**Excerpts from an interface dataset:**
================================

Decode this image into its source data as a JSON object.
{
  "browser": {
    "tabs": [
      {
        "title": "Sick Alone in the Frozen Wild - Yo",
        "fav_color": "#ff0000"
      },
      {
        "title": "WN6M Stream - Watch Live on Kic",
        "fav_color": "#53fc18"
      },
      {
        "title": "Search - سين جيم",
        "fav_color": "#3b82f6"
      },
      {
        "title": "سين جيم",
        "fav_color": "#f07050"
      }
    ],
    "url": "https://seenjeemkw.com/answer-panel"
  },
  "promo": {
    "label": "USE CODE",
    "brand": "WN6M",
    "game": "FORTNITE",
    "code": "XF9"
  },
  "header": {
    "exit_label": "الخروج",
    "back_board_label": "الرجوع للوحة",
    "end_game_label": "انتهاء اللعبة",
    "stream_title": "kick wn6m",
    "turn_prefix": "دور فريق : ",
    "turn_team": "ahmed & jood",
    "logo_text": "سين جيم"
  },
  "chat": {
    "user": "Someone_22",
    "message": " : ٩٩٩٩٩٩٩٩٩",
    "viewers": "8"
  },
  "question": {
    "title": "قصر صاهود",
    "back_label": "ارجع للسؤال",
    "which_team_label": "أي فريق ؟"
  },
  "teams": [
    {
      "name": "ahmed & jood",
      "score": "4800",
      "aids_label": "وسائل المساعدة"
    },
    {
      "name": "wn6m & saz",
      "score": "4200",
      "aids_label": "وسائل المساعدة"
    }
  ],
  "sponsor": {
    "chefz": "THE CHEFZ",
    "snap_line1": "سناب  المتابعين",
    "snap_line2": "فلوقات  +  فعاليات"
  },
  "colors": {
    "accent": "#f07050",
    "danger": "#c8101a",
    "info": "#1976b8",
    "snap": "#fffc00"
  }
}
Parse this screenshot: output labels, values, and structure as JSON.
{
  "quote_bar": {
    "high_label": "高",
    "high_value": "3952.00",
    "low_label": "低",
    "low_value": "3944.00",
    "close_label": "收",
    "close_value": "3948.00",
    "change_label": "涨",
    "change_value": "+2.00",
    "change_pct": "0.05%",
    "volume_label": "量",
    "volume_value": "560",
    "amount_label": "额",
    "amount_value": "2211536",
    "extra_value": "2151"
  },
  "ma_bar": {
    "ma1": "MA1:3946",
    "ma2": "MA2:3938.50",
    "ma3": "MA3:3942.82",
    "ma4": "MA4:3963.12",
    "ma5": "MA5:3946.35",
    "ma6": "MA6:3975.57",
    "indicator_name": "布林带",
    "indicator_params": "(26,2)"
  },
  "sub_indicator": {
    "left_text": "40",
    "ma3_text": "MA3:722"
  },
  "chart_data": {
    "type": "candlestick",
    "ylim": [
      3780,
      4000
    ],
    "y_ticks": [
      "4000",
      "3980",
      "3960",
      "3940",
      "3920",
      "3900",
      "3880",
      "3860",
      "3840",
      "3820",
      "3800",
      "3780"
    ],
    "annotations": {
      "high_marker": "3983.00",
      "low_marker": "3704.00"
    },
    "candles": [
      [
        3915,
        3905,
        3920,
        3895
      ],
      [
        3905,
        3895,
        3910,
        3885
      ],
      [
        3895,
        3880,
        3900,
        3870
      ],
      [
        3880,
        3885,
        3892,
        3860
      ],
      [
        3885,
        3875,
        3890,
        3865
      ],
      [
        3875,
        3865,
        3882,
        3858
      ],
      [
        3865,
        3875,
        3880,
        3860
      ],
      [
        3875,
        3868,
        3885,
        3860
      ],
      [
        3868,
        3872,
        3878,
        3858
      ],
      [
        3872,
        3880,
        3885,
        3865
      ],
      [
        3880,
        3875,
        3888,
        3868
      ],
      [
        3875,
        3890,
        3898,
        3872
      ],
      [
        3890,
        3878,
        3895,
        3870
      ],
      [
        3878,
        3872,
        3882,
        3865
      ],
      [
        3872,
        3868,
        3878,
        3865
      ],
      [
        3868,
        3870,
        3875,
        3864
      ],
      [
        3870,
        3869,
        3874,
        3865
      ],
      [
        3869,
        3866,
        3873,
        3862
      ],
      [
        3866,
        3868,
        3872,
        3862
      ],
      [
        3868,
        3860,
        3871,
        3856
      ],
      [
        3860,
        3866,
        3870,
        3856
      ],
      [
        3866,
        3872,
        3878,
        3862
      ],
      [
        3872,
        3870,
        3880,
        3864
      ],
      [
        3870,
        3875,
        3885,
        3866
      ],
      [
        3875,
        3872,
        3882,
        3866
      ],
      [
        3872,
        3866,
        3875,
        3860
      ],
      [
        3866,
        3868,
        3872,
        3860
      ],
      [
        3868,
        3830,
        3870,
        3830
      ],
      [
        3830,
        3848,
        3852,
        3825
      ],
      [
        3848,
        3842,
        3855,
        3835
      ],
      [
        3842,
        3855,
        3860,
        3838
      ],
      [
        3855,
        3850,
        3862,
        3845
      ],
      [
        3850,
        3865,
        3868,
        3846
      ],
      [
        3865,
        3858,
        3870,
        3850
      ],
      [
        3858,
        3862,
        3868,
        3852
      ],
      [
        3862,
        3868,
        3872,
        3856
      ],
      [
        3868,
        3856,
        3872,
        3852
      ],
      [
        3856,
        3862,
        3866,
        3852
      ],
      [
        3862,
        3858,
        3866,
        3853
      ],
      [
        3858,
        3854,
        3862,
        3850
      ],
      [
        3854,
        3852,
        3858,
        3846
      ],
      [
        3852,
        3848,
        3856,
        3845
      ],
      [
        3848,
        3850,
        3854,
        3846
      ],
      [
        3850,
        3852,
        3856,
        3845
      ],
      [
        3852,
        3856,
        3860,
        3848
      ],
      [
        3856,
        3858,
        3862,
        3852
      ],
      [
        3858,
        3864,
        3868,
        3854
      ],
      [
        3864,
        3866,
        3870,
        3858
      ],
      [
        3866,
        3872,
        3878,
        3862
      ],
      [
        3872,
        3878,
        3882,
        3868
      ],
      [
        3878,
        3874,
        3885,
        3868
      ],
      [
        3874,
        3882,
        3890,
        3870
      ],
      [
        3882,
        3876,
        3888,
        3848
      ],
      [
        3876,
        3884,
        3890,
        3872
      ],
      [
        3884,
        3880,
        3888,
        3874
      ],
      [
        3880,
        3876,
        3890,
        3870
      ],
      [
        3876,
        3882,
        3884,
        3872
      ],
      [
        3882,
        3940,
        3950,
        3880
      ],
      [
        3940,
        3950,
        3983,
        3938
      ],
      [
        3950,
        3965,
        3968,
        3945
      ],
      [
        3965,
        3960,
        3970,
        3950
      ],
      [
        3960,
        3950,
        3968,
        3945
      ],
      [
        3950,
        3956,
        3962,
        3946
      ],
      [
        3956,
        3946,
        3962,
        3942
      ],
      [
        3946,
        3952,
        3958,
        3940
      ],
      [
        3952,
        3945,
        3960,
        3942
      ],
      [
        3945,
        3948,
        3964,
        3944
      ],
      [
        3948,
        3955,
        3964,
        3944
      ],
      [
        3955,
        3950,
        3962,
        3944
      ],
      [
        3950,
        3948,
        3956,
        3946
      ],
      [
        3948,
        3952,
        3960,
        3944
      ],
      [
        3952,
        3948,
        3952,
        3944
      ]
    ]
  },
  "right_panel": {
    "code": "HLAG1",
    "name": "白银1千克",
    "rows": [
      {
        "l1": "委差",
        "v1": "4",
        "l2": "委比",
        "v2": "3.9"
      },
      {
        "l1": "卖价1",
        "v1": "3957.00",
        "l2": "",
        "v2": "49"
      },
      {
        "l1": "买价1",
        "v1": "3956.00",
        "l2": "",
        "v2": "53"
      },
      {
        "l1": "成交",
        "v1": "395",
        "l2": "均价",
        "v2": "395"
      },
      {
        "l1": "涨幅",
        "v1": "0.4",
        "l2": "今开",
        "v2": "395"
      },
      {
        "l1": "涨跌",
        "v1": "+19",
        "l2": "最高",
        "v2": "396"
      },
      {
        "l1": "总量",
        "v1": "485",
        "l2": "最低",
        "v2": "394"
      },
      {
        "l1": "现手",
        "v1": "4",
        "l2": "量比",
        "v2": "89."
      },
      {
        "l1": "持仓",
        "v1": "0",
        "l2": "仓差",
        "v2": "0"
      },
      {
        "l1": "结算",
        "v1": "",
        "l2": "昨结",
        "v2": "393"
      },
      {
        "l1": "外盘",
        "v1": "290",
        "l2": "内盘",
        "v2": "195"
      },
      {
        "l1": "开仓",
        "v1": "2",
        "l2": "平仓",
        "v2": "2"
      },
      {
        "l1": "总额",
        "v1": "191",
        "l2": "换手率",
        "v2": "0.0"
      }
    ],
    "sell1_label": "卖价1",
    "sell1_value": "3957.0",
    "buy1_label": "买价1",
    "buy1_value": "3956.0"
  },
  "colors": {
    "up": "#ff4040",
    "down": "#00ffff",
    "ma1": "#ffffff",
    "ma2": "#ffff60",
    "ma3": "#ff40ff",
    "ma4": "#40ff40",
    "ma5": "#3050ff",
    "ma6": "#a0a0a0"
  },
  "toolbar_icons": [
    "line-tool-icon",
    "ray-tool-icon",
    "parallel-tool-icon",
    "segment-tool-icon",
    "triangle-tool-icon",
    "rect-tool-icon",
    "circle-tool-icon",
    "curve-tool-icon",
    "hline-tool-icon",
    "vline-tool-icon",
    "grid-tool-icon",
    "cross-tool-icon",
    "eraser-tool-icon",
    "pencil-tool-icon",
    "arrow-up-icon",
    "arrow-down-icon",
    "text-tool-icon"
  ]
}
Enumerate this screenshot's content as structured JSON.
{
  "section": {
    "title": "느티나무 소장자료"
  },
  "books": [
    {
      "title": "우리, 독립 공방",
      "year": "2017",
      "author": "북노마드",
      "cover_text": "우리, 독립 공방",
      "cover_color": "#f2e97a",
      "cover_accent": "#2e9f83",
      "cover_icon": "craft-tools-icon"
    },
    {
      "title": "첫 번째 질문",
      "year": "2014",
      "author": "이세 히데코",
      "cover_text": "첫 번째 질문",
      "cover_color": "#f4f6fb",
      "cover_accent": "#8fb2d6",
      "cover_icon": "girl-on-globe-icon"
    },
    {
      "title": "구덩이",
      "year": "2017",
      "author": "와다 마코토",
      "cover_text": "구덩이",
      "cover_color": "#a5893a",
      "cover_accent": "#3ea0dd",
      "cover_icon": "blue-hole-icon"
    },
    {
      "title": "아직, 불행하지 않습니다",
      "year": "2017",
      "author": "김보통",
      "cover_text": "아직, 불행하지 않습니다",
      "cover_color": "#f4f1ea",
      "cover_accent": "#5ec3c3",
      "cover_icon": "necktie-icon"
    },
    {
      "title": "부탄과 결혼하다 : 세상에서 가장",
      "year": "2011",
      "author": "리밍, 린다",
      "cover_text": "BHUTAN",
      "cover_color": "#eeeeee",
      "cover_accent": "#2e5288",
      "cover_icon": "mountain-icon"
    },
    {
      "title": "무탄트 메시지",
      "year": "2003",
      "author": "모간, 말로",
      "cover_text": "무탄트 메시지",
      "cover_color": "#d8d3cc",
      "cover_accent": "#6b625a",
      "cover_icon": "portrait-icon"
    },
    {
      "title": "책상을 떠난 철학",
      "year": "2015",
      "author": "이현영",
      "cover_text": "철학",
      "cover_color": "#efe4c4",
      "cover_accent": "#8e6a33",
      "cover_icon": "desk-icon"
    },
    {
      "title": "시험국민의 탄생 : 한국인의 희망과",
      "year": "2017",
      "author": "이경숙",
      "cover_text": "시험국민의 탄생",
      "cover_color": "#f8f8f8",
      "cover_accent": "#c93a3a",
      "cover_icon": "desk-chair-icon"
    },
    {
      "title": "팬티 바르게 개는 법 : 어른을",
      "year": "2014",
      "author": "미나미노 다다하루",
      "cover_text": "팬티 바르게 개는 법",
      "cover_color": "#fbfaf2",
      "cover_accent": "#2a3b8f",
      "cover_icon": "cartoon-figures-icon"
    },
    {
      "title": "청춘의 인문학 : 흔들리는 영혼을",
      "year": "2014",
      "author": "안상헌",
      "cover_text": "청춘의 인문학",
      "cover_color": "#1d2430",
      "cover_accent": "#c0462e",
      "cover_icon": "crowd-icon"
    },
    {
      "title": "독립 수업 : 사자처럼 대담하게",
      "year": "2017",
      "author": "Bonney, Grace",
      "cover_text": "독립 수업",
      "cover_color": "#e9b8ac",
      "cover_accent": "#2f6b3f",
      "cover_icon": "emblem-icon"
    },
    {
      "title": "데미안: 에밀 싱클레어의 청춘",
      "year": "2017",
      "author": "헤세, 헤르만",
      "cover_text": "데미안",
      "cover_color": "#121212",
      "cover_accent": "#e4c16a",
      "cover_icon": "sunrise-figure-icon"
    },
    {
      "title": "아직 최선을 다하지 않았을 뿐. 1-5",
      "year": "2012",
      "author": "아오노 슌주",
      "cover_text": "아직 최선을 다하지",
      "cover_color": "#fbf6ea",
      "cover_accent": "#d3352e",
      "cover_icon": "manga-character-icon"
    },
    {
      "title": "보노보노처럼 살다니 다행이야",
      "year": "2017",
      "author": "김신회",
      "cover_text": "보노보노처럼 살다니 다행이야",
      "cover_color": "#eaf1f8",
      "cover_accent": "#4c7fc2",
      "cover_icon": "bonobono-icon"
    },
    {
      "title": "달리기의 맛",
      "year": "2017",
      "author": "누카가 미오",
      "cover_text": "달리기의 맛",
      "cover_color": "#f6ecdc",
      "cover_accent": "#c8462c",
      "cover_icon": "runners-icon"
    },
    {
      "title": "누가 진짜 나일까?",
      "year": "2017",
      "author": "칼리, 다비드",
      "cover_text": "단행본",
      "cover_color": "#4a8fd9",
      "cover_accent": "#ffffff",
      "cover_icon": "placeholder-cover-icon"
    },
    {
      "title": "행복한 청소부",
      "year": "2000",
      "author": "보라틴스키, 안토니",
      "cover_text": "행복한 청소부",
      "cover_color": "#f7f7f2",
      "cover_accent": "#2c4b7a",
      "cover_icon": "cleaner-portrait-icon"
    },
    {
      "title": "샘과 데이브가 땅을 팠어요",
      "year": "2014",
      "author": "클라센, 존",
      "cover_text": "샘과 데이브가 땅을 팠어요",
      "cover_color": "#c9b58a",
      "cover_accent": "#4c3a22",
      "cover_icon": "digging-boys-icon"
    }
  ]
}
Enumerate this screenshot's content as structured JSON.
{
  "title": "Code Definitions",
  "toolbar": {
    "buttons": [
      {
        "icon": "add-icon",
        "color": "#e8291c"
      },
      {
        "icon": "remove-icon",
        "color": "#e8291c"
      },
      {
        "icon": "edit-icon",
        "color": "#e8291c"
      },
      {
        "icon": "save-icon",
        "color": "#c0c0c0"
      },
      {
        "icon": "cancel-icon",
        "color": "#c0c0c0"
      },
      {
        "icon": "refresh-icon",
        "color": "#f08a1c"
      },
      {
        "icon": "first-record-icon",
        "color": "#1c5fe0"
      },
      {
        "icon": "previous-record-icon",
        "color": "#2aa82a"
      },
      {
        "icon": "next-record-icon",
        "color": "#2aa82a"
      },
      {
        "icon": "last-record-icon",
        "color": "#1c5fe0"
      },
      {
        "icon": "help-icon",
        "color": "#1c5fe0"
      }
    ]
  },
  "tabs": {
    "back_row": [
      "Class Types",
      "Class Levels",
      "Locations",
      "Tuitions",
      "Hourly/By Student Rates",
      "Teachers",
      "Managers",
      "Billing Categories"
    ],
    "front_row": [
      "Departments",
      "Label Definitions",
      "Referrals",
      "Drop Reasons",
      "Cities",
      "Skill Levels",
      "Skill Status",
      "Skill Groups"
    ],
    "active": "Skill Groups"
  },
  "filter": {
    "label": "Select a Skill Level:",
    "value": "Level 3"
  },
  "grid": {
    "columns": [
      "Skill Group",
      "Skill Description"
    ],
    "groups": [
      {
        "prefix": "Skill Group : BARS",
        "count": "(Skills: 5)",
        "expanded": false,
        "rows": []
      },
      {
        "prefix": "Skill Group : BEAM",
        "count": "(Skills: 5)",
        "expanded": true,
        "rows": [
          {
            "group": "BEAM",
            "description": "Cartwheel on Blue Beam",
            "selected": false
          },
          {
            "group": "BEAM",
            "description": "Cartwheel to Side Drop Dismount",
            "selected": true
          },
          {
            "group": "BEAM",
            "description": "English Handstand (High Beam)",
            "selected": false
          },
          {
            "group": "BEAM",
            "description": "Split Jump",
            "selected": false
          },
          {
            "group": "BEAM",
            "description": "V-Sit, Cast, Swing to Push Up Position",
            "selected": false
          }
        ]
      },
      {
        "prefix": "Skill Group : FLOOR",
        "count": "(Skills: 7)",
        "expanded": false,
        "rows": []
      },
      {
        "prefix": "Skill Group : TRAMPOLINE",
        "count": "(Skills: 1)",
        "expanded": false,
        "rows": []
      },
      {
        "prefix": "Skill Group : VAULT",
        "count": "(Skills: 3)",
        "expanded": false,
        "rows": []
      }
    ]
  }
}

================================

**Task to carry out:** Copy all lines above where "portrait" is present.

**Solution to this task:**
      "cover_icon": "portrait-icon"
      "cover_icon": "cleaner-portrait-icon"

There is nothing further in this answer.